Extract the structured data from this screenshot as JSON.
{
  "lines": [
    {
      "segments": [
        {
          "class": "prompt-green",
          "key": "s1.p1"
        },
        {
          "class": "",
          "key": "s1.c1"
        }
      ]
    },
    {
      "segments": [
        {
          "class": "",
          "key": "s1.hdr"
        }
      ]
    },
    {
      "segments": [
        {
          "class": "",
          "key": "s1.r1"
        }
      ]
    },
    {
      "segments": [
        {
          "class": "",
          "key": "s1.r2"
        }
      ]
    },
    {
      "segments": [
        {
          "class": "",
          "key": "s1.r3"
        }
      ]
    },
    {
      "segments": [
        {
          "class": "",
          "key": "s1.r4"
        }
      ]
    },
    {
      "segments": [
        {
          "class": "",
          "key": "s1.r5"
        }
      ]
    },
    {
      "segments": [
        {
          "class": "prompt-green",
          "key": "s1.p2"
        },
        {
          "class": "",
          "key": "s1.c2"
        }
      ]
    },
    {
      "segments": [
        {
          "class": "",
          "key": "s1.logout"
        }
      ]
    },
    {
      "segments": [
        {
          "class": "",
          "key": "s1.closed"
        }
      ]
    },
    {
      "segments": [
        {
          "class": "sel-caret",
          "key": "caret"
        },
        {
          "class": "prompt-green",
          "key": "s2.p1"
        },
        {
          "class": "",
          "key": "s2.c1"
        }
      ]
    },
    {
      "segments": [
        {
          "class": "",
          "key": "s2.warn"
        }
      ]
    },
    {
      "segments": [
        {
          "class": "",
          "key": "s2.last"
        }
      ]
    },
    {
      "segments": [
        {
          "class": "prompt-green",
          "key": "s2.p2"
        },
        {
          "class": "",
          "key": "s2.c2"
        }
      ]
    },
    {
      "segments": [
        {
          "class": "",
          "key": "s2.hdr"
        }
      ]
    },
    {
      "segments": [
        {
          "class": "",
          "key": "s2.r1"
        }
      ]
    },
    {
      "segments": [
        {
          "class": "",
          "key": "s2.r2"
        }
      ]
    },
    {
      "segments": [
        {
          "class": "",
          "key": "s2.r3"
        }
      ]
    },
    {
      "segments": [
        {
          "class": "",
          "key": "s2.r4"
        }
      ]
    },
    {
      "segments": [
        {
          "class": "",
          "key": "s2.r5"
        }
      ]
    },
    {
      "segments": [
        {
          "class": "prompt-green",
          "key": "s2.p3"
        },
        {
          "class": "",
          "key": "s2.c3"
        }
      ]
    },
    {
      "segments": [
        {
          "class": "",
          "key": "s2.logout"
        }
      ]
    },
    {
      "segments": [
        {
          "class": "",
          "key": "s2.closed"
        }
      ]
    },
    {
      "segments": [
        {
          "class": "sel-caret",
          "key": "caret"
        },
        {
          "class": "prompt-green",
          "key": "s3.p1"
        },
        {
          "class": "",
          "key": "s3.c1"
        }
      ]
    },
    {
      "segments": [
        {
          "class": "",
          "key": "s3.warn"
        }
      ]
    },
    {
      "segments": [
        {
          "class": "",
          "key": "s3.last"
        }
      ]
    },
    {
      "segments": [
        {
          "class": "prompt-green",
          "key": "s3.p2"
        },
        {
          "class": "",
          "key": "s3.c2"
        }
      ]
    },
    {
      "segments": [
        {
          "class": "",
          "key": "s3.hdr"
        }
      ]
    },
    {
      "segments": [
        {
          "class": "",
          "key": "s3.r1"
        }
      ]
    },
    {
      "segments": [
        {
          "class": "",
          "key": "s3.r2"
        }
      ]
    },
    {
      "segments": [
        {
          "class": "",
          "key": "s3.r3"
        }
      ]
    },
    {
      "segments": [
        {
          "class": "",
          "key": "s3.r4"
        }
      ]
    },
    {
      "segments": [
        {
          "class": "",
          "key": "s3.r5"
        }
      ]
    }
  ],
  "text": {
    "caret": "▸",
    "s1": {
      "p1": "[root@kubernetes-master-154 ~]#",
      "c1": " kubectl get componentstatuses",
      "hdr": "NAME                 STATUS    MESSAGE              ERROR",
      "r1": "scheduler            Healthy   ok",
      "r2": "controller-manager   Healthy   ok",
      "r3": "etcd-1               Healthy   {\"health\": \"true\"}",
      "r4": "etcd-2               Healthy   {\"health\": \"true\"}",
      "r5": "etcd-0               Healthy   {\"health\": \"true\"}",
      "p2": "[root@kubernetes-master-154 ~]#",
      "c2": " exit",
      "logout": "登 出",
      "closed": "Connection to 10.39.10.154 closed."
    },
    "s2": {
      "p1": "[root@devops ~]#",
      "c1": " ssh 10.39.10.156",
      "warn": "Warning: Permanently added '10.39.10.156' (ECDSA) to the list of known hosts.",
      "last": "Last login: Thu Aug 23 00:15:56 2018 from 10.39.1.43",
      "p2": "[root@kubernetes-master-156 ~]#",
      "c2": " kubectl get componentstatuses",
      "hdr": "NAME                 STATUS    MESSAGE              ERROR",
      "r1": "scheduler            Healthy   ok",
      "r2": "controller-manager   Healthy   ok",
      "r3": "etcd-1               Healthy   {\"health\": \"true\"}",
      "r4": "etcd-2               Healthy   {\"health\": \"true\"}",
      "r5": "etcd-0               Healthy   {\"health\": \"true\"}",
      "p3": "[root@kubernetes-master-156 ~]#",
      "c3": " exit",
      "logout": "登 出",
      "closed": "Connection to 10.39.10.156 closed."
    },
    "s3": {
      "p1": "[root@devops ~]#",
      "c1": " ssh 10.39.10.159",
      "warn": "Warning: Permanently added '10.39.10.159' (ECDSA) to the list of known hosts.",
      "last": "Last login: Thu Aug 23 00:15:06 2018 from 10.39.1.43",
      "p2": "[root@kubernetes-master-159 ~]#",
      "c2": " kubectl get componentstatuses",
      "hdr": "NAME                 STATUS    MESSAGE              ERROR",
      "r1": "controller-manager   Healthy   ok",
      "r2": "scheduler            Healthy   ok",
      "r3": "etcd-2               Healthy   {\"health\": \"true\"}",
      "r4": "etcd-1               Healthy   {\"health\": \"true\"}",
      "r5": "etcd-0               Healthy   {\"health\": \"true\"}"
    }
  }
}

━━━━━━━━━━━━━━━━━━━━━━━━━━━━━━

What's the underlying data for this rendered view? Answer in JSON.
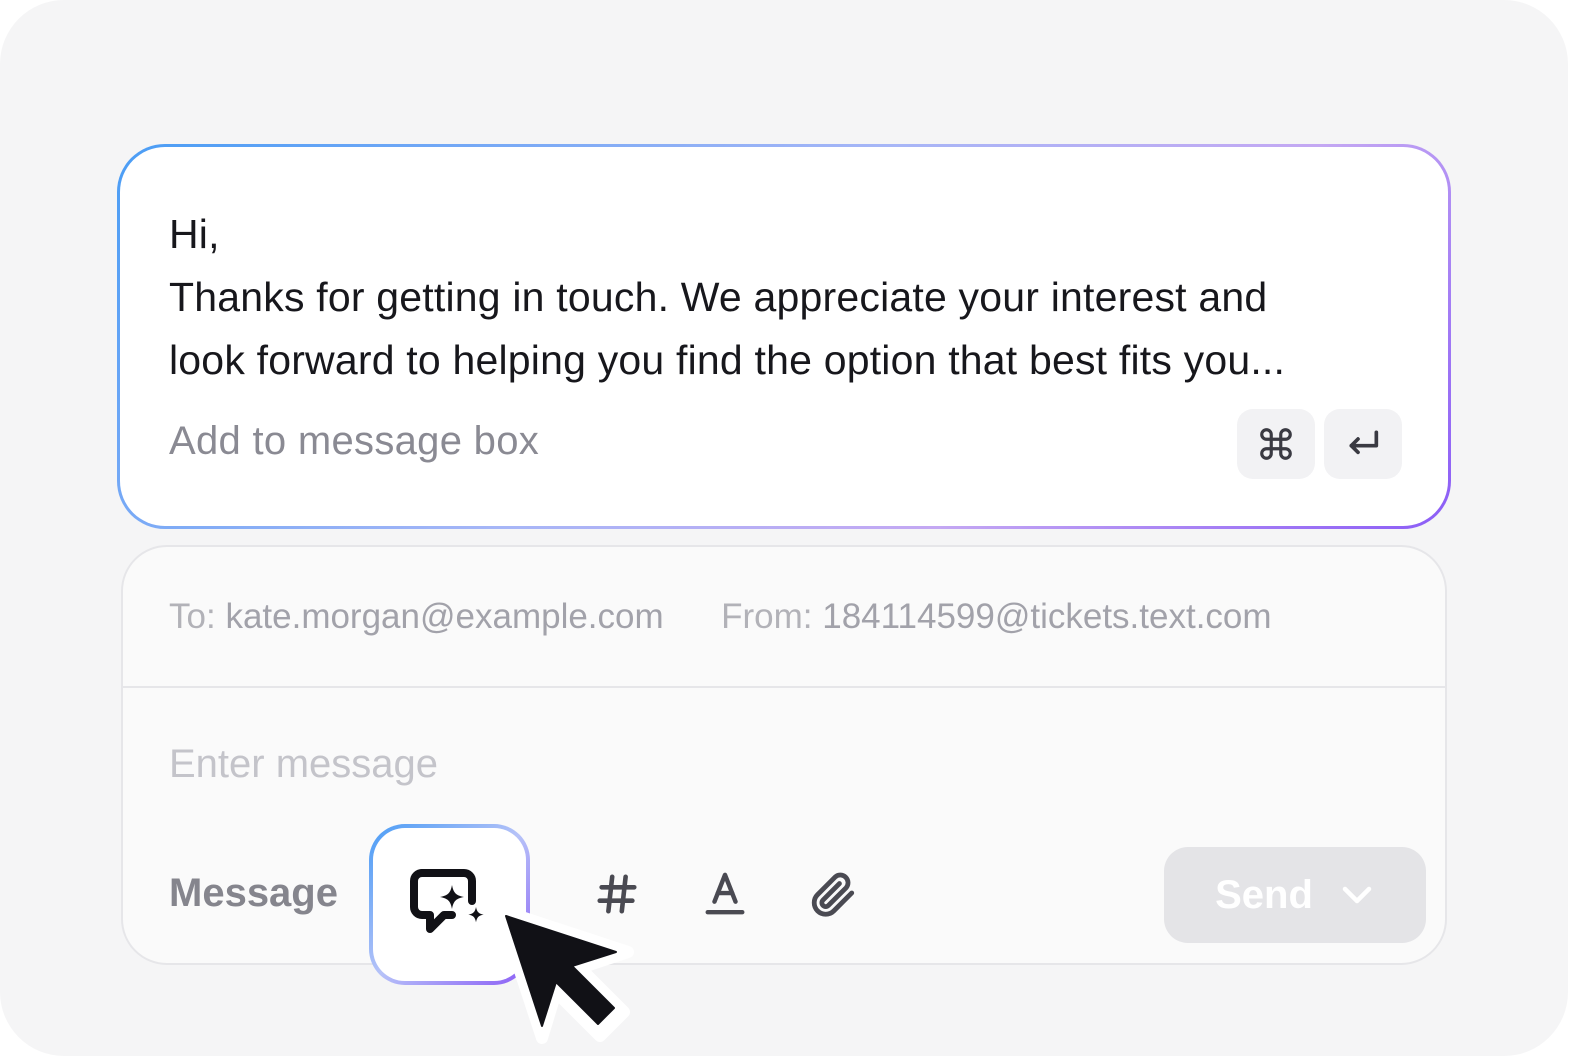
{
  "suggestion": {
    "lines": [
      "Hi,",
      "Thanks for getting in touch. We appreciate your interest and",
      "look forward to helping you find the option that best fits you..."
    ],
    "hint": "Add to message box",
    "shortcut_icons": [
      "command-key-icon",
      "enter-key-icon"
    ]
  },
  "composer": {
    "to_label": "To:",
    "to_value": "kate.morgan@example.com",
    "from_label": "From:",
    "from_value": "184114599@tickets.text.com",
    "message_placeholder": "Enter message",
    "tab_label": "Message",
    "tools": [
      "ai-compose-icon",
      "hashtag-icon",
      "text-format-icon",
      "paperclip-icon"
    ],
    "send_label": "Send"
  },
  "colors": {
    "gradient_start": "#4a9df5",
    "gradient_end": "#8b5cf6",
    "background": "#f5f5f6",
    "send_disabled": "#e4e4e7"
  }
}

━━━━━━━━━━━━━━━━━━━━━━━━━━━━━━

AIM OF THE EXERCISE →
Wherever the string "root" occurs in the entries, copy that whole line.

RESPONSE BOX →
      "p1": "[root@kubernetes-master-154 ~]#",
      "p2": "[root@kubernetes-master-154 ~]#",
      "p1": "[root@devops ~]#",
      "p2": "[root@kubernetes-master-156 ~]#",
      "p3": "[root@kubernetes-master-156 ~]#",
      "p1": "[root@devops ~]#",
      "p2": "[root@kubernetes-master-159 ~]#",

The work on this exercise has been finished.